**What you have to do**
The lines to copy from the data below are those that hold the string "industry".

App and web page records:
= = = = = = =
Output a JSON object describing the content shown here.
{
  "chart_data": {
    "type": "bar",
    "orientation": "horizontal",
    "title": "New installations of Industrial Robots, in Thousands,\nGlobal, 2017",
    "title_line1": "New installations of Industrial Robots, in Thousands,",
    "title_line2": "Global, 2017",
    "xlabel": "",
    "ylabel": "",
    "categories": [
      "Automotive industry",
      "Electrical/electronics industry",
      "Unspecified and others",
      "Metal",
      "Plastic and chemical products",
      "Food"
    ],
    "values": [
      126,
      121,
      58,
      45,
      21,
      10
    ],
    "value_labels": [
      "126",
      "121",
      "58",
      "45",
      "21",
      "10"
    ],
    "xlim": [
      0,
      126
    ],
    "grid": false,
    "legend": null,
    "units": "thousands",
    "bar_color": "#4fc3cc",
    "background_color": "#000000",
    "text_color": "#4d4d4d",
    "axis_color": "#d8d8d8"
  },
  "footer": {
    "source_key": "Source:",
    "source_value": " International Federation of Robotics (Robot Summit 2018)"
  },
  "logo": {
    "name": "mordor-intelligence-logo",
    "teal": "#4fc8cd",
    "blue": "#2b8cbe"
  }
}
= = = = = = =
**Output of the task**
      "Automotive industry",
      "Electrical/electronics industry",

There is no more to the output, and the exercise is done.